Ballistic knife: A specialized combat knife with a detachable gas- or spring-propelled blade that can be fired to a distance of several feet or meters by pressing a trigger or switch on the handle.
Bayonet: A knife-shaped close-quarters fighting weapon designed to attach to the muzzle of a rifle or similar weapon.
Combat knife: Any knife intended to be used by soldiers in the field, as a general-use tool, but also for fighting.
Dagger: A double-edged combat knife with a central spine and edges sharpened their full length, used primarily for stabbing. Variations include the Stiletto and Push dagger.
Shiv: A crudely made homemade knife out of everyday materials, especially prevalent in prisons among inmates. An alternate name in some prisons is Shank.
Trench knife: Purpose-made or improvised knives, intended for close-quarter fighting, particularly in trench warfare Some having a d-shaped integral hand guard.
Butterfly knife: A folding pocket knife also known as a “balisong” or “batangas” with two counter-rotating handles where the blade is concealed within grooves in the handles.
Throwing knife: A knife designed and weighted for throwing
Knives as tools
As a utility tool the knife can take many forms, including:
Boning knife: A knife used for removing the bones of poultry, meat, and fish
Bowie knife: Commonly, any large sheath knife, or a specific style of large knife popularized by Jim Bowie.
Bushcraft knife: A sturdy, normally fixed blade knife used while camping in the wilderness.
Cobbler’s knife or shoemaker’s knife: A knife with a semicircular blade used by cobblers since antiquity to cut leather.
Crooked knife: Sometimes referred to as a “curved knife”, “carving knife” or in the Algonquian language the “mocotaugan” is a utilitarian knife used for carving.
Diver’s knife: A knife adapted for use in diving and water sports and a necessary part of standard diving dress.
Electrician’s knife: A short-bladed knife used to cut electrical insulation.
Hunting knife: A knife used to dress large game.
Kiridashi: A small Japanese knife having a chisel grind and a sharp point, used as a general-purpose utility knife.
Linoleum knife: is a small knife that has a short, stiff blade with a curved point and a handle and is used to cut linoleum or other sheet materials.
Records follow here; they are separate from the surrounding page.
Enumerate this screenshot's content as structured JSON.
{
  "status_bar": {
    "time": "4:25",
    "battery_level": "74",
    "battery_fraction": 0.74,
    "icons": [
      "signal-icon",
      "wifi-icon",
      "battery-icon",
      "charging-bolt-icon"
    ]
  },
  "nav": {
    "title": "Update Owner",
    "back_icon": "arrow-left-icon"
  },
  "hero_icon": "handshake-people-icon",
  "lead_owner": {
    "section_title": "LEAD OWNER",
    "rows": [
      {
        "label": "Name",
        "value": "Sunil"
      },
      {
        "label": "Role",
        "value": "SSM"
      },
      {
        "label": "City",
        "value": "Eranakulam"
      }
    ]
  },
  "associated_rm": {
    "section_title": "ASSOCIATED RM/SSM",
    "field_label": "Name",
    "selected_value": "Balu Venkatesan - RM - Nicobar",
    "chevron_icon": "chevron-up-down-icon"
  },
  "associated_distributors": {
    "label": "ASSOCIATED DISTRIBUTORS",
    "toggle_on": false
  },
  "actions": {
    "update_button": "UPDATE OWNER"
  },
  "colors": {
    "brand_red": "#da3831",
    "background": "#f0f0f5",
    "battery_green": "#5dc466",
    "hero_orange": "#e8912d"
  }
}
Machete: A large heavy knife used to cut through thick vegetation such as sugar cane or jungle undergrowth; it may be used as an offensive weapon.
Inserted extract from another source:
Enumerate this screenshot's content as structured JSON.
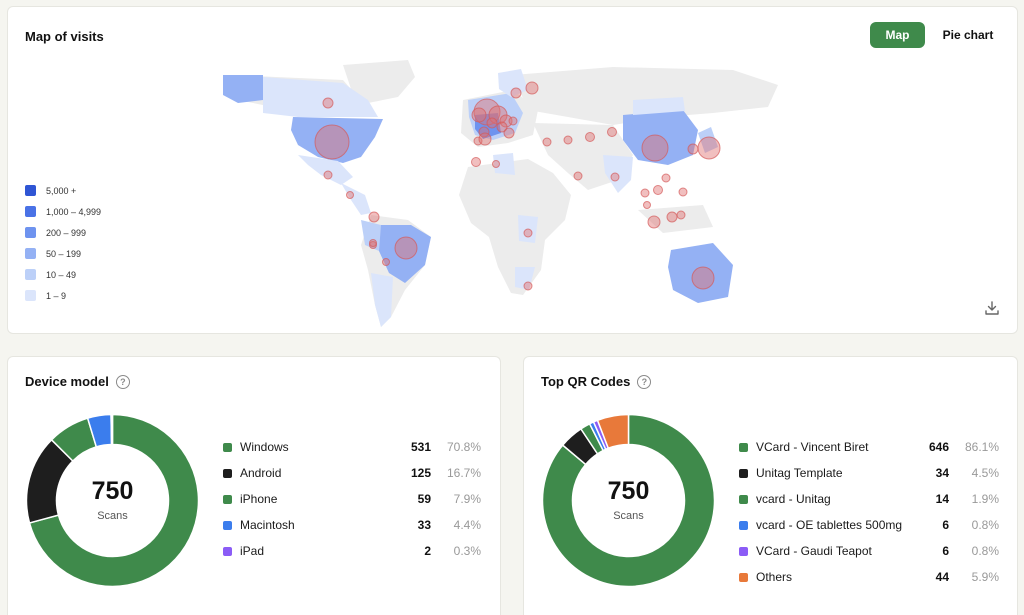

Pocket knife: a folding knife designed to be carried in a pants pocket. Subtypes include:
- Lockback knife: a folding knife with a mechanism that locks the blade into the open position, preventing accidental closure while in use
- Multi-tool and Swiss Army knife, which combine a folding knife blade with other tools and implements, such as pliers, scissors, or screwdrivers
Produce knife: A knife with a rectangular profile and a blunt front edge used by grocers to cut produce.
Rigging knife: A knife used to cut rigging in sailing vessels.
Scalpel: A medical knife, used to perform surgery.
Survival knife: A sturdy knife, sometimes with a hollow handle filled with survival equipment.
Switchblade: A knife with a folding blade that springs out of the grip when a button or lever on the grip is pressed.
Utility knife: A short knife with a replaceable triangular blade, used for cutting sheet materials including card stock, paperboard, and corrugated fiberboard
Wood carving knife and whittling knives: Knives used to shape wood in the arts of wood carving and whittling, often with short, thin replaceable blades for better control.
X-Acto knife: A scalpel-like knife with a long handle and a replaceable pointed blade, used for precise, clean cutting in arts and crafts
Knives as a traditional or religious implement
Kirpan: A ceremonial knife that all baptised Sikhs must wear as one of the five visible symbols of the Sikh faith (Kakars)
Kris: A dagger used in Indo-Malay cultures, often by royalty and sometimes in religious rituals
Kukri: A Nepalese knife used as both tool and weapon
Puukko: A traditional Finnish or Scandinavian style woodcraft belt-knife used as a tool rather than a weapon
Seax: A Germanic single-edged knife, used primarily as a tool, but may have been a weapon
Sgian Dubh: A small dagger traditionally worn with highland dress (kilt)
Katar: An Indian push dagger sometimes used ceremonially